Tourists are expected to be prime customers, but local residents out for a quick errand or commute also are targets.
“We have a higher share of bike ridership for commuting to work than Arlington has,” council member Rob Krupicka (D) said last month when the idea was raised to the council. “The Eisenhower Valley to the east, and West End is where this pent-up demand for non-car transportation is.”
When the network was launched in Washington and Arlington 11 months ago, with 1,100 bikes at 110 stations, officials expected 6,000 people to buy the $75 annual membership within the first year. Instead, that benchmark was reached in six months, then doubled when the network offered a half-price promotion. Capital Bikeshare now claims 70,000 daily and weekly memberships (costing $5 or $15, respectively) and 15,000 annual memberships, generating 1 million rides.
Alexandria expects similar success. Between 40,000 and 50,000 bike trips are expected in the first year, which officials think will eliminate hundreds or thousands of single-occupancy car trips.
The cost of setting up and operating the network the first year would be covered by $400,000 in federal transportation funds, and revenues from the rental bikes are expected to help defray most of the cost of the program the second year, as has been the case in the District and Arlington. In addition, some Alexandria employers are asking about covering the capital and operating costs of a station in exchange for promotion.
For users, the first 30 minutes of every ride is free, and daily memberships can be purchased at any station, while longer memberships can be bought online or by phone. A rider could pick up a bike in Old Town and travel to downtown Washington, leaving it at any Capital Bikeshare station.
City staff said if the council approves the proposals, they would coordinate with citizens’ groups and other stakeholders to determine where the bike stations would be placed, most likely on city or Washington Metropolitan Transportation Authority property.
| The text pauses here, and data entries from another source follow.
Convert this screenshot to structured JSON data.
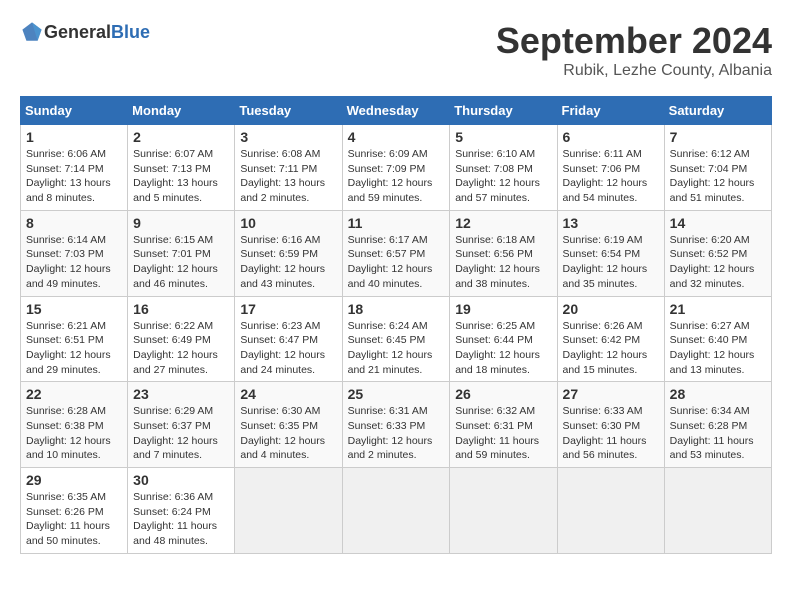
{
  "header": {
    "logo_general": "General",
    "logo_blue": "Blue",
    "month": "September 2024",
    "location": "Rubik, Lezhe County, Albania"
  },
  "columns": [
    "Sunday",
    "Monday",
    "Tuesday",
    "Wednesday",
    "Thursday",
    "Friday",
    "Saturday"
  ],
  "weeks": [
    [
      {
        "day": "1",
        "sunrise": "6:06 AM",
        "sunset": "7:14 PM",
        "daylight": "13 hours and 8 minutes."
      },
      {
        "day": "2",
        "sunrise": "6:07 AM",
        "sunset": "7:13 PM",
        "daylight": "13 hours and 5 minutes."
      },
      {
        "day": "3",
        "sunrise": "6:08 AM",
        "sunset": "7:11 PM",
        "daylight": "13 hours and 2 minutes."
      },
      {
        "day": "4",
        "sunrise": "6:09 AM",
        "sunset": "7:09 PM",
        "daylight": "12 hours and 59 minutes."
      },
      {
        "day": "5",
        "sunrise": "6:10 AM",
        "sunset": "7:08 PM",
        "daylight": "12 hours and 57 minutes."
      },
      {
        "day": "6",
        "sunrise": "6:11 AM",
        "sunset": "7:06 PM",
        "daylight": "12 hours and 54 minutes."
      },
      {
        "day": "7",
        "sunrise": "6:12 AM",
        "sunset": "7:04 PM",
        "daylight": "12 hours and 51 minutes."
      }
    ],
    [
      {
        "day": "8",
        "sunrise": "6:14 AM",
        "sunset": "7:03 PM",
        "daylight": "12 hours and 49 minutes."
      },
      {
        "day": "9",
        "sunrise": "6:15 AM",
        "sunset": "7:01 PM",
        "daylight": "12 hours and 46 minutes."
      },
      {
        "day": "10",
        "sunrise": "6:16 AM",
        "sunset": "6:59 PM",
        "daylight": "12 hours and 43 minutes."
      },
      {
        "day": "11",
        "sunrise": "6:17 AM",
        "sunset": "6:57 PM",
        "daylight": "12 hours and 40 minutes."
      },
      {
        "day": "12",
        "sunrise": "6:18 AM",
        "sunset": "6:56 PM",
        "daylight": "12 hours and 38 minutes."
      },
      {
        "day": "13",
        "sunrise": "6:19 AM",
        "sunset": "6:54 PM",
        "daylight": "12 hours and 35 minutes."
      },
      {
        "day": "14",
        "sunrise": "6:20 AM",
        "sunset": "6:52 PM",
        "daylight": "12 hours and 32 minutes."
      }
    ],
    [
      {
        "day": "15",
        "sunrise": "6:21 AM",
        "sunset": "6:51 PM",
        "daylight": "12 hours and 29 minutes."
      },
      {
        "day": "16",
        "sunrise": "6:22 AM",
        "sunset": "6:49 PM",
        "daylight": "12 hours and 27 minutes."
      },
      {
        "day": "17",
        "sunrise": "6:23 AM",
        "sunset": "6:47 PM",
        "daylight": "12 hours and 24 minutes."
      },
      {
        "day": "18",
        "sunrise": "6:24 AM",
        "sunset": "6:45 PM",
        "daylight": "12 hours and 21 minutes."
      },
      {
        "day": "19",
        "sunrise": "6:25 AM",
        "sunset": "6:44 PM",
        "daylight": "12 hours and 18 minutes."
      },
      {
        "day": "20",
        "sunrise": "6:26 AM",
        "sunset": "6:42 PM",
        "daylight": "12 hours and 15 minutes."
      },
      {
        "day": "21",
        "sunrise": "6:27 AM",
        "sunset": "6:40 PM",
        "daylight": "12 hours and 13 minutes."
      }
    ],
    [
      {
        "day": "22",
        "sunrise": "6:28 AM",
        "sunset": "6:38 PM",
        "daylight": "12 hours and 10 minutes."
      },
      {
        "day": "23",
        "sunrise": "6:29 AM",
        "sunset": "6:37 PM",
        "daylight": "12 hours and 7 minutes."
      },
      {
        "day": "24",
        "sunrise": "6:30 AM",
        "sunset": "6:35 PM",
        "daylight": "12 hours and 4 minutes."
      },
      {
        "day": "25",
        "sunrise": "6:31 AM",
        "sunset": "6:33 PM",
        "daylight": "12 hours and 2 minutes."
      },
      {
        "day": "26",
        "sunrise": "6:32 AM",
        "sunset": "6:31 PM",
        "daylight": "11 hours and 59 minutes."
      },
      {
        "day": "27",
        "sunrise": "6:33 AM",
        "sunset": "6:30 PM",
        "daylight": "11 hours and 56 minutes."
      },
      {
        "day": "28",
        "sunrise": "6:34 AM",
        "sunset": "6:28 PM",
        "daylight": "11 hours and 53 minutes."
      }
    ],
    [
      {
        "day": "29",
        "sunrise": "6:35 AM",
        "sunset": "6:26 PM",
        "daylight": "11 hours and 50 minutes."
      },
      {
        "day": "30",
        "sunrise": "6:36 AM",
        "sunset": "6:24 PM",
        "daylight": "11 hours and 48 minutes."
      },
      null,
      null,
      null,
      null,
      null
    ]
  ]
}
More than 30 individuals and groups have contacted the council to ask the city to join the network.